Hope. It can build movements, it can liberate the oppressed, it can assure our survival in the worst conditions. But it can also keep us stuck.
The "Hope" that Reverend Stafford refers to is the hope of rolled-up sleeves and gritty determination. Her Hope isn't made of fantasy and innocence. As she writes, "It's a difficult, sometimes lonely place, the place of truth-telling, about your soul first of all..."
Does that sound like the place you're in? Cause it sure as hell sounds like the place I was in. And sometimes find myself again.
Read her lines again carefully. Hope, she says, is truth-telling. It's not wishful thinking. It's about asking yourself, honestly, where you want to be. It's about asking yourself, honestly, what about my husband makes me believe he deserves the second chance he's asking for. What in his past makes me think he could be a better man in his future. Is he a good guy who made a mammoth mistake? Or is he showing me who he is?
Hope, she says, is a place of "resistance and defiance." It's about resisting our cultural prescription to throw him out and start over with someone else, unless that decision comes from conviction that it's the right path for you.

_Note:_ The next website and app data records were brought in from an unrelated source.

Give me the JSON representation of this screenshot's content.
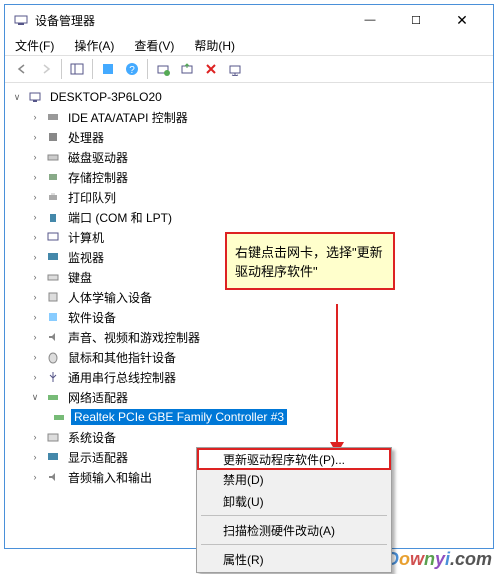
{
  "window": {
    "title": "设备管理器",
    "min": "—",
    "max": "☐",
    "close": "✕"
  },
  "menu": {
    "file": "文件(F)",
    "action": "操作(A)",
    "view": "查看(V)",
    "help": "帮助(H)"
  },
  "tree": {
    "root": "DESKTOP-3P6LO20",
    "items": [
      "IDE ATA/ATAPI 控制器",
      "处理器",
      "磁盘驱动器",
      "存储控制器",
      "打印队列",
      "端口 (COM 和 LPT)",
      "计算机",
      "监视器",
      "键盘",
      "人体学输入设备",
      "软件设备",
      "声音、视频和游戏控制器",
      "鼠标和其他指针设备",
      "通用串行总线控制器",
      "网络适配器",
      "系统设备",
      "显示适配器",
      "音频输入和输出"
    ],
    "selected": "Realtek PCIe GBE Family Controller #3"
  },
  "context": {
    "update": "更新驱动程序软件(P)...",
    "disable": "禁用(D)",
    "uninstall": "卸载(U)",
    "scan": "扫描检测硬件改动(A)",
    "properties": "属性(R)"
  },
  "callout": {
    "text": "右键点击网卡，选择\"更新驱动程序软件\""
  },
  "watermark": "Downyi.com"
}
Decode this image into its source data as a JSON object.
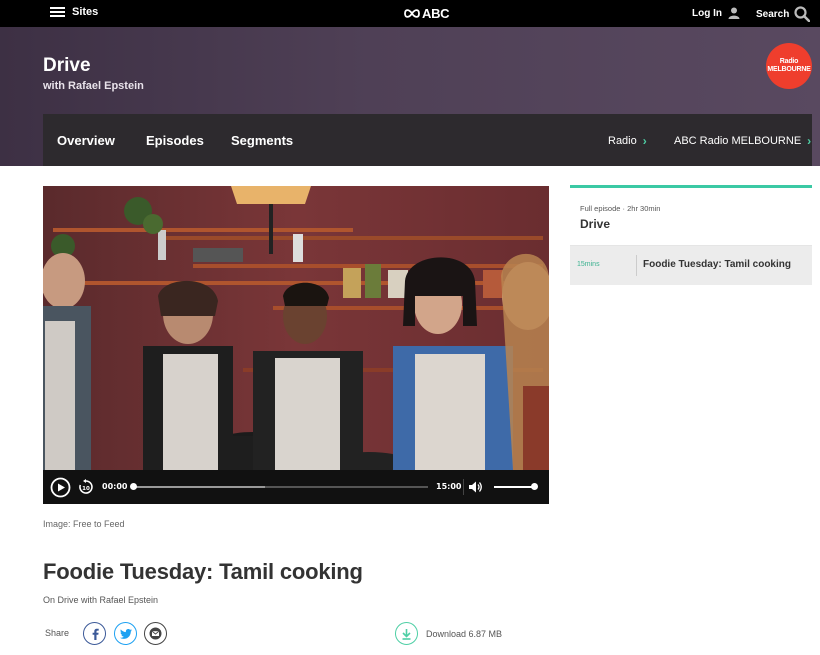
{
  "topbar": {
    "sites_label": "Sites",
    "logo_text": "ABC",
    "login_label": "Log In",
    "search_label": "Search"
  },
  "program": {
    "title": "Drive",
    "host": "with Rafael Epstein",
    "station_logo_line1": "Radio",
    "station_logo_line2": "MELBOURNE"
  },
  "nav": {
    "tabs": [
      {
        "label": "Overview"
      },
      {
        "label": "Episodes"
      },
      {
        "label": "Segments"
      }
    ],
    "crumbs": [
      {
        "label": "Radio"
      },
      {
        "label": "ABC Radio MELBOURNE"
      }
    ]
  },
  "player": {
    "current_time": "00:00",
    "duration": "15:00",
    "progress": 0,
    "buffered": 0.45,
    "volume": 0.9
  },
  "image_caption": "Image: Free to Feed",
  "segment": {
    "title": "Foodie Tuesday: Tamil cooking",
    "subtitle": "On Drive with Rafael Epstein",
    "share_label": "Share",
    "download_label": "Download 6.87 MB"
  },
  "sidebar": {
    "episode_meta": "Full episode · 2hr 30min",
    "episode_title": "Drive",
    "segments": [
      {
        "duration": "15mins",
        "title": "Foodie Tuesday: Tamil cooking"
      }
    ]
  },
  "colors": {
    "accent": "#3bc9a4",
    "station": "#ef3e2d",
    "header": "#4f4056",
    "nav": "#2d2a2e",
    "facebook": "#3b5998",
    "twitter": "#1da1f2"
  }
}
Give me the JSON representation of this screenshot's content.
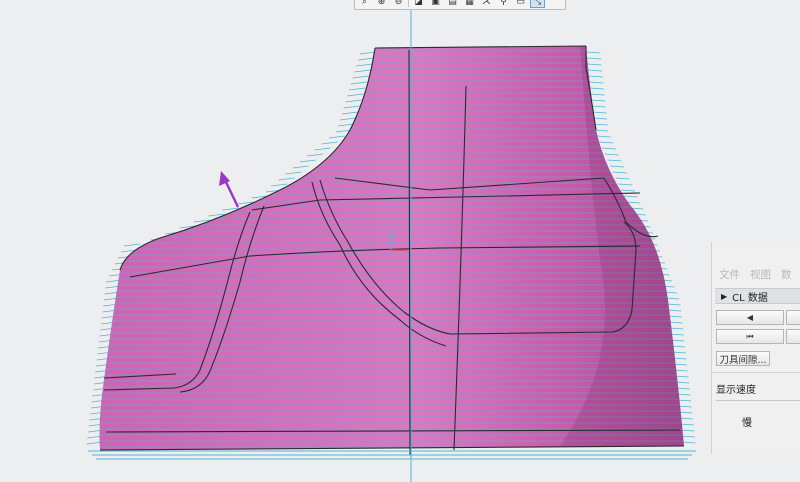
{
  "toolbar": {
    "icons": [
      "zoom-fit-icon",
      "zoom-in-icon",
      "zoom-out-icon",
      "shading-icon",
      "view-orient-icon",
      "display-style-icon",
      "layers-icon",
      "axes-icon",
      "datum-icon",
      "annotation-icon",
      "toolpath-display-icon"
    ],
    "active_icon": "toolpath-display-icon"
  },
  "model": {
    "surface_color": "#d970bd",
    "toolpath_color": "#4fb6d2",
    "edge_color": "#2a2a33",
    "direction_arrow_color": "#9a36c8"
  },
  "panel": {
    "menu": [
      "文件",
      "视图",
      "数"
    ],
    "section_title": "CL 数据",
    "step_back_label": "◀",
    "rewind_label": "⏮",
    "tool_gap_button": "刀具间隙...",
    "display_speed_label": "显示速度",
    "slow_label": "慢"
  }
}
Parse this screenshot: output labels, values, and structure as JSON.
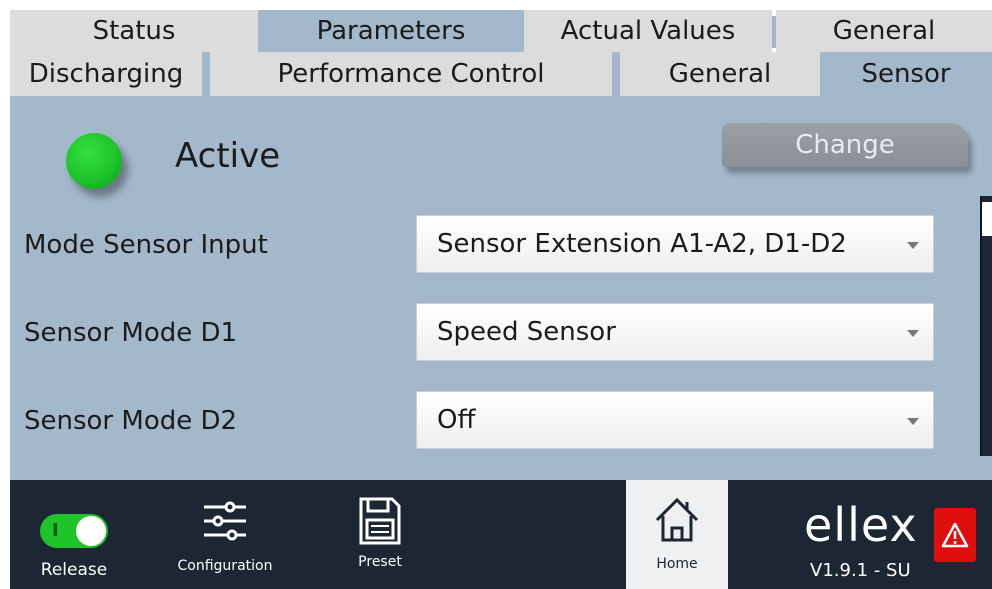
{
  "tabs_top": [
    {
      "label": "Status",
      "active": false
    },
    {
      "label": "Parameters",
      "active": true
    },
    {
      "label": "Actual Values",
      "active": false
    },
    {
      "label": "General",
      "active": false
    }
  ],
  "tabs_sub": [
    {
      "label": "Discharging",
      "active": false
    },
    {
      "label": "Performance Control",
      "active": false
    },
    {
      "label": "General",
      "active": false
    },
    {
      "label": "Sensor",
      "active": true
    }
  ],
  "status": {
    "label": "Active",
    "led_color": "#1ec42a"
  },
  "change_button": "Change",
  "fields": [
    {
      "label": "Mode Sensor Input",
      "value": "Sensor Extension A1-A2, D1-D2"
    },
    {
      "label": "Sensor Mode D1",
      "value": "Speed Sensor"
    },
    {
      "label": "Sensor Mode D2",
      "value": "Off"
    }
  ],
  "bottom_nav": {
    "release": {
      "label": "Release",
      "toggle_state": "on",
      "toggle_mark": "I"
    },
    "configuration": {
      "label": "Configuration",
      "icon": "sliders-icon"
    },
    "preset": {
      "label": "Preset",
      "icon": "save-icon"
    },
    "home": {
      "label": "Home",
      "icon": "home-icon"
    }
  },
  "brand": {
    "logo": "ellex",
    "version": "V1.9.1 - SU"
  },
  "alarm": {
    "icon": "warning-icon",
    "color": "#e10e0e"
  },
  "colors": {
    "panel": "#a4b8cc",
    "tab_inactive": "#dcdcdc",
    "bottom_bar": "#1c2733"
  }
}
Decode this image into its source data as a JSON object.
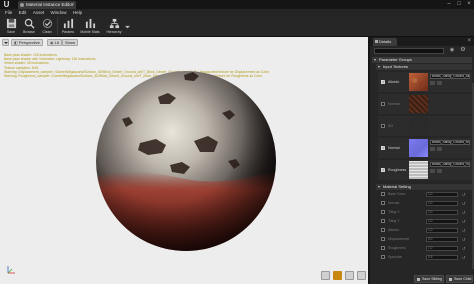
{
  "window": {
    "tab_title": "Material Instance Editor",
    "logo": "U"
  },
  "menu": [
    "File",
    "Edit",
    "Asset",
    "Window",
    "Help"
  ],
  "toolbar": {
    "buttons": [
      {
        "label": "Save",
        "icon": "save-icon"
      },
      {
        "label": "Browse",
        "icon": "browse-icon"
      },
      {
        "label": "Clean",
        "icon": "clean-icon"
      },
      {
        "label": "Params",
        "icon": "params-icon"
      },
      {
        "label": "Mobile Stats",
        "icon": "mobile-stats-icon"
      },
      {
        "label": "Hierarchy",
        "icon": "hierarchy-icon"
      }
    ]
  },
  "viewport": {
    "perspective_label": "Perspective",
    "lit_label": "Lit",
    "show_label": "Show",
    "stats": [
      "Base pass shader: 126 instructions",
      "Base pass shader with Volumetric Lightmap: 130 instructions",
      "Vertex shader: 35 instructions",
      "Texture samplers: 5/16",
      "Warning: Displacement_sampler: /Game/Megascans/Surface_3D/Brick_Desert_Ground_ulh/T_Brick_Desert_Ground_ulh_4K_D: Unsupported texture for Displacement as Color",
      "Warning: Roughness_sampler: /Game/Megascans/Surface_3D/Brick_Desert_Ground_ulh/T_Brick_Desert_Ground_ulh_4K_R: Unsupported texture for Roughness as Color"
    ]
  },
  "details": {
    "tab_label": "Details",
    "search_placeholder": "",
    "groups": {
      "parameter_groups": "Parameter Groups",
      "input_textures": "Input Textures",
      "material_settings": "Material Setting"
    },
    "texture_rows": [
      {
        "label": "Albedo",
        "checked": true,
        "asset": "Bricks_Sandy_Ground_Albedo",
        "enabled": true
      },
      {
        "label": "Normal",
        "checked": false,
        "asset": "",
        "enabled": false
      },
      {
        "label": "AO",
        "checked": false,
        "asset": "",
        "enabled": false
      },
      {
        "label": "Normal",
        "checked": true,
        "asset": "Bricks_Sandy_Ground_Normal",
        "enabled": true
      },
      {
        "label": "Roughness",
        "checked": true,
        "asset": "Bricks_Sandy_Ground_Roughness",
        "enabled": true
      }
    ],
    "param_rows": [
      {
        "label": "Base Color",
        "value": "1.0"
      },
      {
        "label": "Normal",
        "value": "1.0"
      },
      {
        "label": "Tiling X",
        "value": "1.0"
      },
      {
        "label": "Tiling Y",
        "value": "1.0"
      },
      {
        "label": "Albedo",
        "value": "1.0"
      },
      {
        "label": "Displacement",
        "value": "0.0"
      },
      {
        "label": "Roughness",
        "value": "1.0"
      },
      {
        "label": "Specular",
        "value": "0.5"
      }
    ],
    "save_sibling_label": "Save Sibling",
    "save_child_label": "Save Child"
  },
  "colors": {
    "accent_orange": "#c8870f",
    "stats_text": "#b49a12",
    "viewport_bg": "#ededed"
  }
}
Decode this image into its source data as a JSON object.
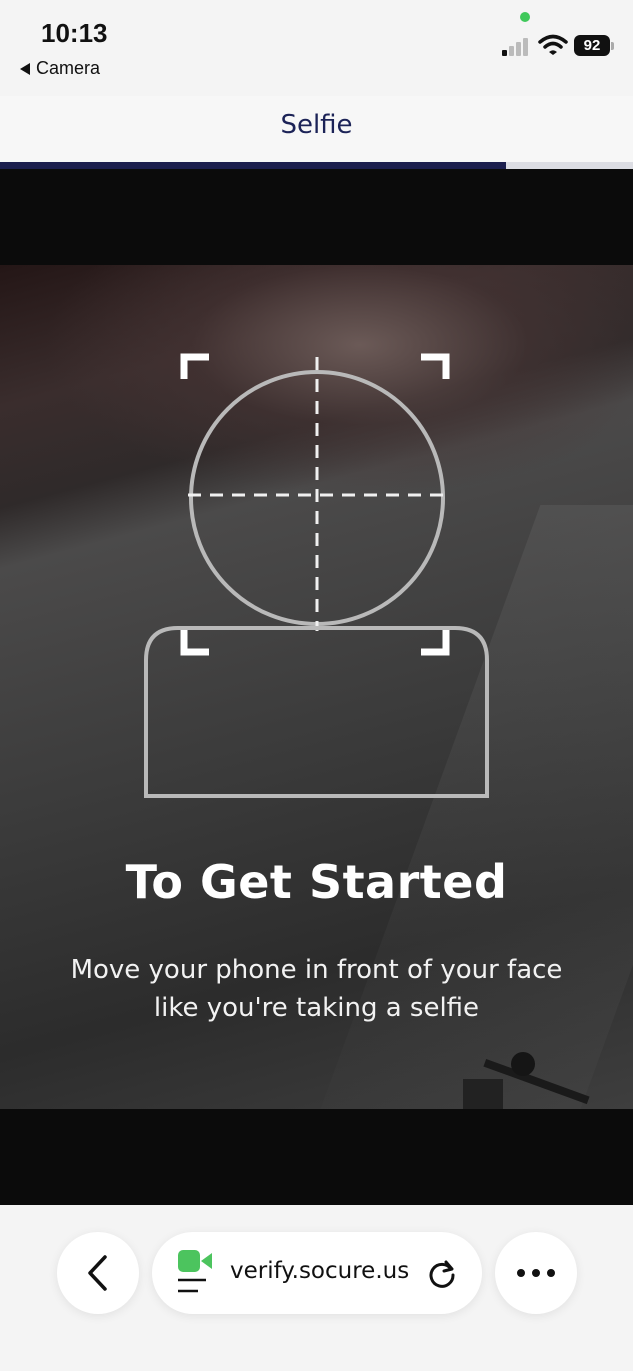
{
  "status_bar": {
    "time": "10:13",
    "back_app_label": "Camera",
    "battery_level": "92",
    "signal_icon": "cellular-signal-icon",
    "wifi_icon": "wifi-icon",
    "camera_indicator_color": "#3fc85a"
  },
  "header": {
    "title": "Selfie",
    "progress_fraction": 0.8,
    "progress_color": "#1c1f4e"
  },
  "camera": {
    "headline": "To Get Started",
    "instruction_line1": "Move your phone in front of your face",
    "instruction_line2": "like you're taking a selfie",
    "guide_icon": "face-guide-icon",
    "guide_color": "#b9b9b9"
  },
  "browser_bar": {
    "url": "verify.socure.us",
    "back_icon": "chevron-left-icon",
    "reload_icon": "reload-icon",
    "more_icon": "more-dots-icon",
    "camera_active_icon": "video-camera-icon",
    "camera_active_color": "#4cc45e"
  }
}
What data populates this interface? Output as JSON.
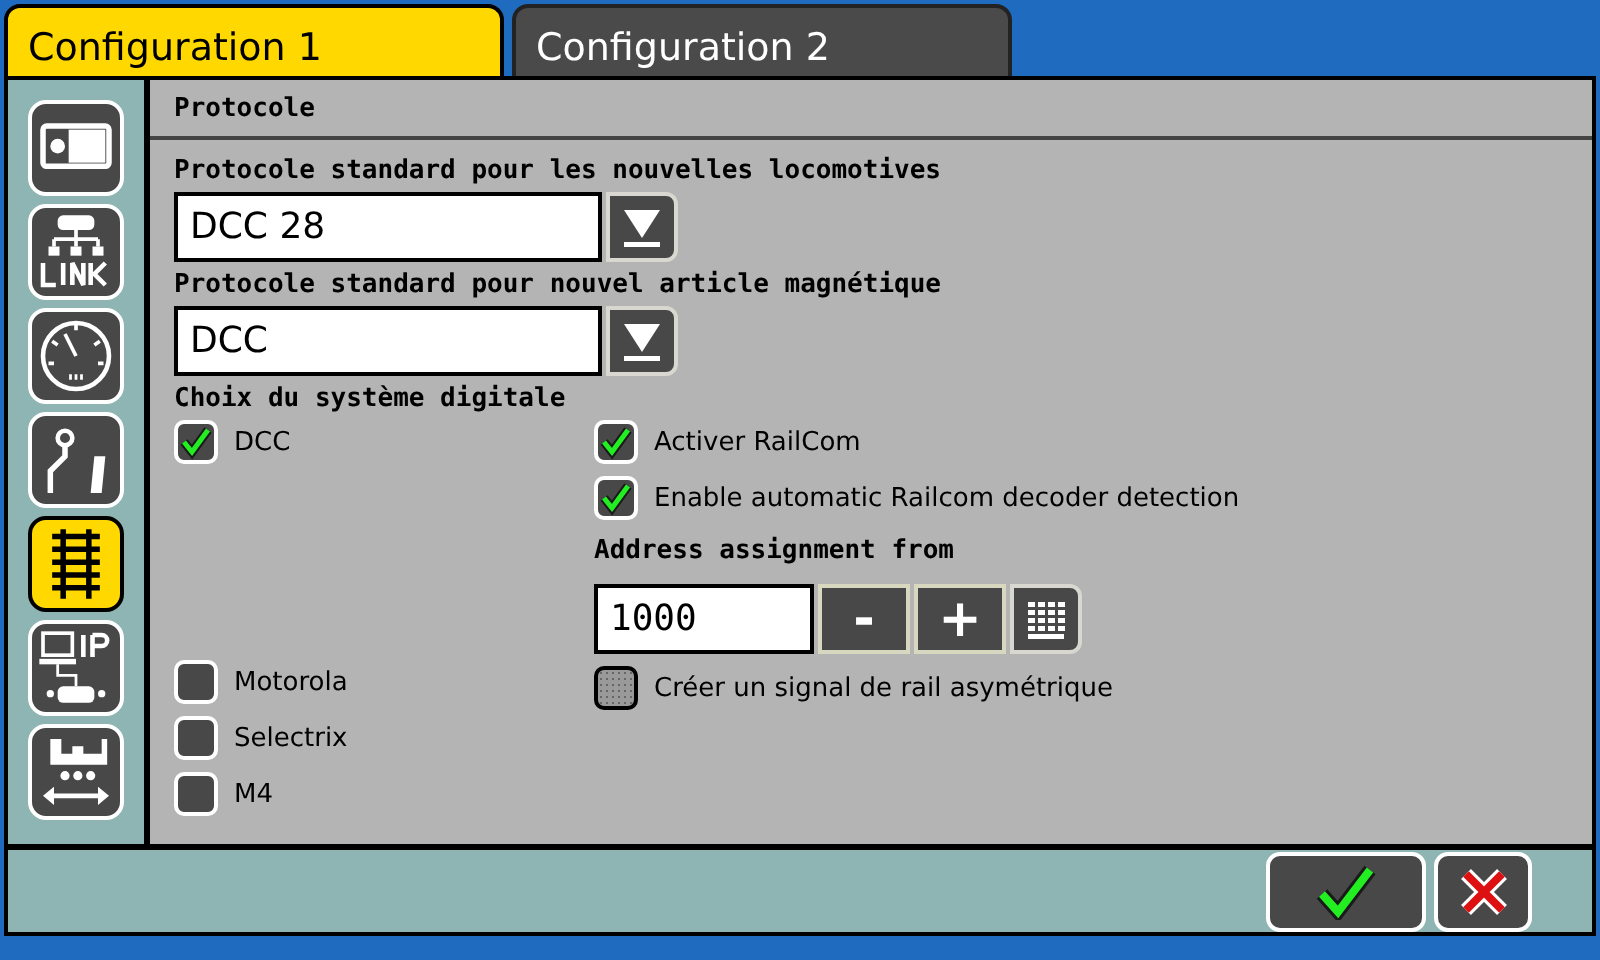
{
  "tabs": [
    {
      "label": "Configuration 1",
      "selected": true
    },
    {
      "label": "Configuration 2",
      "selected": false
    }
  ],
  "sidebar": {
    "items": [
      {
        "kind": "device",
        "selected": false
      },
      {
        "kind": "link",
        "selected": false
      },
      {
        "kind": "gauge",
        "selected": false
      },
      {
        "kind": "turnout",
        "selected": false
      },
      {
        "kind": "track",
        "selected": true
      },
      {
        "kind": "ip",
        "selected": false
      },
      {
        "kind": "loco",
        "selected": false
      }
    ]
  },
  "section_title": "Protocole",
  "dropdowns": [
    {
      "label": "Protocole standard pour les nouvelles locomotives",
      "value": "DCC 28"
    },
    {
      "label": "Protocole standard pour nouvel article magnétique",
      "value": "DCC"
    }
  ],
  "system_label": "Choix du système digitale",
  "systems": [
    {
      "label": "DCC",
      "checked": true
    },
    {
      "label": "Motorola",
      "checked": false
    },
    {
      "label": "Selectrix",
      "checked": false
    },
    {
      "label": "M4",
      "checked": false
    }
  ],
  "railcom": [
    {
      "label": "Activer RailCom",
      "checked": true
    },
    {
      "label": "Enable automatic Railcom decoder detection",
      "checked": true
    }
  ],
  "address": {
    "label": "Address assignment from",
    "value": "1000",
    "buttons": [
      "-",
      "+"
    ]
  },
  "asymmetric": {
    "label": "Créer un signal de rail asymétrique",
    "checked": false,
    "disabled": true
  }
}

It's about resisting our cultural narrative that men cheat because their wives get old, or they nag, or they don't put out enough. It's about defying that deep-down fear that he cheated because we're not [insert-adjective-here] enough. Not pretty enough. Not nice enough. Not smart enough. Not skinny enough. Not sexy enough. This is truth-telling, remember? We're absolutely enough. It's his moral compass that's defective, not us.
And, as Stafford writes, hope is about seeing the world as it is, how it could be, how it will be. It's about allowing ourselves to open to possibility. To understand that growth happens even in the tiniest cracks in pavement.
Finally, and I know this is a HUGE stretch for those of you who are new to this site and to the devastation of betrayal, it's about glimpsing the joy in the struggle. Joy? Am I crazy? Yeah, a little bit. But yes, joy.
There's joy in overcoming. There's incredible joy for me in all of you who come here to lay down your pain, for just a minute or two or twenty, who trust me and my incredible guest bloggers (Steam! Laura S! The volunteers at the Infidelity Counselling Network!) with your stories. There's joy in seeing that my husband has kept his promises – to me and to our kids, but more importantly to himself.
There's joy in having survived.
And now I stand here, able to see what I can see. To see that it's possible to survive this and feel joy again. To see that it's possible to use the experience of being cracked open with pain to begin to plant seeds of healing from not only this but long-ago wounds. To see that it's possible for marriages to become stronger and more resilient. To see that it's also possible for marriages to crumble but for the betrayed wife to nonetheless become stronger. To not crumble along with it.
It's a helluva view. I hope you'll join me here soon.